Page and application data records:
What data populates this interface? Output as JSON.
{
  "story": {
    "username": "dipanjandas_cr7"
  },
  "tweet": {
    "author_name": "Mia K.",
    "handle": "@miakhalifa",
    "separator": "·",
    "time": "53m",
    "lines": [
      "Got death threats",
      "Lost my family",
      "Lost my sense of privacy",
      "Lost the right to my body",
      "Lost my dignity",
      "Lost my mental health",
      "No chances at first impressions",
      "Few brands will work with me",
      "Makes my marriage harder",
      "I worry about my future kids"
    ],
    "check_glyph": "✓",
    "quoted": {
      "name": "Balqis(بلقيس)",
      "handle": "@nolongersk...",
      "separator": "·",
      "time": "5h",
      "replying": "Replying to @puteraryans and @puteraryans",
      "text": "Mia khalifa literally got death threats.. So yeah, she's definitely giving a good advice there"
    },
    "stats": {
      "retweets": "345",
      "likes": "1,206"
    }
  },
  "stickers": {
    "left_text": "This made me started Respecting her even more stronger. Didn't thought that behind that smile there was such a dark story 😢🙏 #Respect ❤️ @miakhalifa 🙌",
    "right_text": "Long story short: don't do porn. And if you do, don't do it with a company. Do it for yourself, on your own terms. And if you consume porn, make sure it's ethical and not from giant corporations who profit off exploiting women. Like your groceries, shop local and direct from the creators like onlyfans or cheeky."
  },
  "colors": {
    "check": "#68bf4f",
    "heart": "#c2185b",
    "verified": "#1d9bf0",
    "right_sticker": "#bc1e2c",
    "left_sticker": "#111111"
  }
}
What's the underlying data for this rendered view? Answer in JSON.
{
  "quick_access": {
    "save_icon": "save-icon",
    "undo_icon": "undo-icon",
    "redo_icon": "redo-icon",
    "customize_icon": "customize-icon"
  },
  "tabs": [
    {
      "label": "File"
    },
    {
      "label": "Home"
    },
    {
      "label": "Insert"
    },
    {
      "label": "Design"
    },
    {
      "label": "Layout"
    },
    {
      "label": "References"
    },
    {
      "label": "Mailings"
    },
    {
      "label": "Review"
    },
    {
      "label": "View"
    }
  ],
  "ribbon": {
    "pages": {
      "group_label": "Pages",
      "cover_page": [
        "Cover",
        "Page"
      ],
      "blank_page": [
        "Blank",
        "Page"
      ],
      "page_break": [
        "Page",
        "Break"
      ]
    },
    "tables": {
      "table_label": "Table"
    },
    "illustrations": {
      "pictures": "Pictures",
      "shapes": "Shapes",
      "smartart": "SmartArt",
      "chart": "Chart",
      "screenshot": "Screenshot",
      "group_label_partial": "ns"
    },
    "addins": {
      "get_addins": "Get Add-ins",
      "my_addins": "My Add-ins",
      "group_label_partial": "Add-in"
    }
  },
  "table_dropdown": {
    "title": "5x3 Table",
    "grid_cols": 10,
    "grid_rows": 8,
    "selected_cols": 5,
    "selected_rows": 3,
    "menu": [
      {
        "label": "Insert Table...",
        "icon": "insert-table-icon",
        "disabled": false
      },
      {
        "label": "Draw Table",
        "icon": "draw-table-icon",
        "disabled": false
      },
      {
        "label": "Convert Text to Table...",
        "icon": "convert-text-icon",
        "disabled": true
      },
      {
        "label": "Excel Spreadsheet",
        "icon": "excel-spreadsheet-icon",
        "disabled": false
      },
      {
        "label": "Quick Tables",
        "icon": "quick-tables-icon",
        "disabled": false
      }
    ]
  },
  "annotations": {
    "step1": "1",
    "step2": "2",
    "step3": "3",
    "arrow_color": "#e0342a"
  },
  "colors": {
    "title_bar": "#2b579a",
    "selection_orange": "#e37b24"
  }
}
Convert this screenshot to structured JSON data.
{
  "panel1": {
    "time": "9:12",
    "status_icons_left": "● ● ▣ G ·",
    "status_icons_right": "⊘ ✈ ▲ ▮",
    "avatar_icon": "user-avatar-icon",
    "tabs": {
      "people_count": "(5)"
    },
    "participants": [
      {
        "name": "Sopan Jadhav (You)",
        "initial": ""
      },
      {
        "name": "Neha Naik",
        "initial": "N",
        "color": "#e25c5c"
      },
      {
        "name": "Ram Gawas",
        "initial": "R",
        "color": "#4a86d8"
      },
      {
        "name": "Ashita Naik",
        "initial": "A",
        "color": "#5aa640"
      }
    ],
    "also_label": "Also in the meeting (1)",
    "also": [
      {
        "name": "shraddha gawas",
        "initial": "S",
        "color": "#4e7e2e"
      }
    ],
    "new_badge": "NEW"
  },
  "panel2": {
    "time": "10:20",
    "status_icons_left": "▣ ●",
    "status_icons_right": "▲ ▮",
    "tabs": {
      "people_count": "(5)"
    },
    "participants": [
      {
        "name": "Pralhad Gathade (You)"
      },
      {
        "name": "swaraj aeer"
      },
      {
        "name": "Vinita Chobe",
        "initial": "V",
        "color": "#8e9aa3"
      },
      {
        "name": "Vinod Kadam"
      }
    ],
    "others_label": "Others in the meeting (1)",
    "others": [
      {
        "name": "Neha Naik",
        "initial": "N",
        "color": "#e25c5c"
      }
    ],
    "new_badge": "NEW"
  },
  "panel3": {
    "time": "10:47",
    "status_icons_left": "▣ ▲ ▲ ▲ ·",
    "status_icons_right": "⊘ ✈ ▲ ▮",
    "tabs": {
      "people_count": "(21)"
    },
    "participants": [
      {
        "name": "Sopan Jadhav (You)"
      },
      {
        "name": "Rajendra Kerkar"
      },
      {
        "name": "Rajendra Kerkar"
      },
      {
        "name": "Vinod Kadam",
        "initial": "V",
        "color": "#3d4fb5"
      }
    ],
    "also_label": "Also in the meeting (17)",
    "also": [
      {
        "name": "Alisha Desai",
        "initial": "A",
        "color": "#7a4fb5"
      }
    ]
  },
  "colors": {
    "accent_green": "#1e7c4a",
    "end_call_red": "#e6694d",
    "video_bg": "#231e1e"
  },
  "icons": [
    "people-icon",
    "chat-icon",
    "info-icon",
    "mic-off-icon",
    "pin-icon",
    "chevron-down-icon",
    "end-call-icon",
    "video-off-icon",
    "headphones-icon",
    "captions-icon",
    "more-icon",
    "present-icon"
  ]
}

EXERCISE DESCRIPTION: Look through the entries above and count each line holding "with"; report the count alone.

EXERCISE RESULT: 2